I’m a Rust user rather than a Rust developer. I have been writing Rust code since just before the 1.0 release, and have followed the development of the language since then. I believe the future of systems programming is likely to be in Rust. I am certainly invested in the Rust language. Last month I resigned from my job writing embedded C, so I could start my own company, producing IP Networking software in Rust.
The “Rust 2018” theme was Productivity, and there is still work to be done there. In my day to day programming the much mentioned “long compile times” and “RLS performance” have the most immediate impact. But the trend on both of these looks good.
I feel having frequent (3 yearly) releases is beneficial as it makes the upgrade between releases a moderate piece of work. I moved from 2015 to 2018 when I had a spare couple of hours. I did not plan the upgrade, I just had some time free so decided to do it. (The upgrade was flawless, thanks to all involved). If releases are infrequent, then the task becomes > 1 day, and its never going to be the highest priority work.
If there is to be a “Rust 2021” then I think the theme should be along the lines of “scoping”. That is, what is part of the Rust language now, what might become part of it, and what will never be part of it. A similar exercise could cover the Rust standard libraries.
I have spent many years programming in C and (despite carrying around the loaded gun) I’ve enjoyed it. I like C as a language, it is fast, compact, portable. You can look at C code and have some idea what Assembly will be produced (as long as optimizations are off!). You can predict roughly how it will perform. For me Rust 2018 is already a drop in replacement for C, and at the moment I can reason about Rust programs in roughly the same way.
As languages mature there is a tendency to add more and more features as each users needs are unique.

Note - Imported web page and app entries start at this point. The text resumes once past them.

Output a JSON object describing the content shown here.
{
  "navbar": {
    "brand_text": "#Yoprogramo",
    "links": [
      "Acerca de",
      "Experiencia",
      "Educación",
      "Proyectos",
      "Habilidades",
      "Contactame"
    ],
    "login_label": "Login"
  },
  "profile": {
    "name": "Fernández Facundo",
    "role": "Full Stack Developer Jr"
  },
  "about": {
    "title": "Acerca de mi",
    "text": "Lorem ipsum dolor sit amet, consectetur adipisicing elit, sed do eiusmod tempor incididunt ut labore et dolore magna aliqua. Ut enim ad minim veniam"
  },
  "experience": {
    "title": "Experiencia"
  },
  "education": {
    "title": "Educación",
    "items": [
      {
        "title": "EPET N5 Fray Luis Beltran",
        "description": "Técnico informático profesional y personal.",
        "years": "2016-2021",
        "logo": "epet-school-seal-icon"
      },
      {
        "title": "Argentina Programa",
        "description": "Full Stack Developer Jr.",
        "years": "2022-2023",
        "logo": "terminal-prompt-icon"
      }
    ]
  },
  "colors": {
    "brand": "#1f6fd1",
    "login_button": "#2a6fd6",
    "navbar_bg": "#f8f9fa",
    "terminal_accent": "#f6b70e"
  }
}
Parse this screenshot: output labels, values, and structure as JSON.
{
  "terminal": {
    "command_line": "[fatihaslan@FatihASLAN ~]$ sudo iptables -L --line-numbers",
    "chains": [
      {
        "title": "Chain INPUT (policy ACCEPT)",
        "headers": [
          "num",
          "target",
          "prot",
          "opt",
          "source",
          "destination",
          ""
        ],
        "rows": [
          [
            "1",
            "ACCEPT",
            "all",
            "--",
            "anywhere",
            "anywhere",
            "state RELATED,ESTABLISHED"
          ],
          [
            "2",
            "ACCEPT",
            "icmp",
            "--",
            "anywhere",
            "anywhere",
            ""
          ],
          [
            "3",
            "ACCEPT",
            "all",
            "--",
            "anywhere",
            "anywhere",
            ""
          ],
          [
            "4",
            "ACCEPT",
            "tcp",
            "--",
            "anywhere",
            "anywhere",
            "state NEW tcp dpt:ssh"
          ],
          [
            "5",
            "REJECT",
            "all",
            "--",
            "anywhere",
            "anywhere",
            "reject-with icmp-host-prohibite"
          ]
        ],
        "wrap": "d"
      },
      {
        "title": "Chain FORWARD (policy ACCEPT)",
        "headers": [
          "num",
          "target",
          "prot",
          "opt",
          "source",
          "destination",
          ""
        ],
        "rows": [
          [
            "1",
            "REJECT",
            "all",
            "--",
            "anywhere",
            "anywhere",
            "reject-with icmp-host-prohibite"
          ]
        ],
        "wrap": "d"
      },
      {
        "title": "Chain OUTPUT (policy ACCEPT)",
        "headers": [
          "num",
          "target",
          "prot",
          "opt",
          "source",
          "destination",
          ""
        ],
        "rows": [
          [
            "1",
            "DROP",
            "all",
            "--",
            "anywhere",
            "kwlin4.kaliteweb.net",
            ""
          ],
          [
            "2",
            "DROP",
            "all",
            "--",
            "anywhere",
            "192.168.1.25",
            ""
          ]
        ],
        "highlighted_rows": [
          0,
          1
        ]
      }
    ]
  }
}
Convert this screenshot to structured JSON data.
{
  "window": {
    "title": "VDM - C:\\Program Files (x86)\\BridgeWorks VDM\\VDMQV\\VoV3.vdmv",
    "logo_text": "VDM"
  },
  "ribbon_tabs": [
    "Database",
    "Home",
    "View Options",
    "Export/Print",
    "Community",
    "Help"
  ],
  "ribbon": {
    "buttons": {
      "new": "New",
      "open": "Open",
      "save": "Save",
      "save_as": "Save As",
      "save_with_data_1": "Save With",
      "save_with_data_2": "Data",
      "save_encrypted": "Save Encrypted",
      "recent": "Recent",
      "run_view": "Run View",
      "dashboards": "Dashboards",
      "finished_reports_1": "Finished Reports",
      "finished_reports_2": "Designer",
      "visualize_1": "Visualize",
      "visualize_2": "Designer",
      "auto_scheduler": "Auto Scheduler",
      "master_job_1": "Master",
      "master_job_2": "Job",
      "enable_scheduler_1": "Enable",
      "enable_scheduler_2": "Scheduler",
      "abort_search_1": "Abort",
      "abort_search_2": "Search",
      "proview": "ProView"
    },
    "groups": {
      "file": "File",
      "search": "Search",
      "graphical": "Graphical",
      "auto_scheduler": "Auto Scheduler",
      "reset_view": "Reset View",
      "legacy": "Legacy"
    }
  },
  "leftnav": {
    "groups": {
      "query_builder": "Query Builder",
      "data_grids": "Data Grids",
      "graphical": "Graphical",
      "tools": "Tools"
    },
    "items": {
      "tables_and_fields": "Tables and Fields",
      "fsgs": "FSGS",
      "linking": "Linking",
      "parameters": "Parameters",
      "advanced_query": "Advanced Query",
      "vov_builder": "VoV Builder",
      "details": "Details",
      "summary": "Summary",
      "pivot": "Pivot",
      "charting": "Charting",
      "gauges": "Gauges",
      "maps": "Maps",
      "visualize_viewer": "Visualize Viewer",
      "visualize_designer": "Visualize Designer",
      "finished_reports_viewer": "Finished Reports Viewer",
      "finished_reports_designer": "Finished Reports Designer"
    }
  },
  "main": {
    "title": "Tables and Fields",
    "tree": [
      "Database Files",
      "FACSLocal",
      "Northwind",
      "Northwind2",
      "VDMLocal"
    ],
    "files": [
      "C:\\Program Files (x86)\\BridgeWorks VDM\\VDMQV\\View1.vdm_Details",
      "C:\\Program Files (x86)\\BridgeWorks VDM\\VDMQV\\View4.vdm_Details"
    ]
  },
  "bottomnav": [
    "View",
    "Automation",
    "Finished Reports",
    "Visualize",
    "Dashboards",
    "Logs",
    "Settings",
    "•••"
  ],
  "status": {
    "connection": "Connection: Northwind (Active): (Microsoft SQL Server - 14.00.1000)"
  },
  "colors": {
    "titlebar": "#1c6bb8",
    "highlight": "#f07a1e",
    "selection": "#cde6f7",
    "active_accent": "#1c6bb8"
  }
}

Often it is easier to just say yes to a new feature to keep everyone happy, and well why not ? But the language gets bloated, the language loses a coherent style, and the subset of the language used starts to vary greatly between projects.
So could “Rust 2021” draw a periphery around the Rust language ? If an RFC wants to add a feature outside of this area then it should be held to a higher standard.
One thing that I hope won’t change in Rust going forward is the open constructive technical discussions that take place. The Rust core teams seem to be full of highly skilled engineers who are also humble and genuinely want to find the best technical solution, regardless of where it originated. This is a very productive and healthy culture, but easily lost, so long may it continue. Hopefully new members to the core teams will share similar traits. Sorry couldn’t resist finishing on a pun.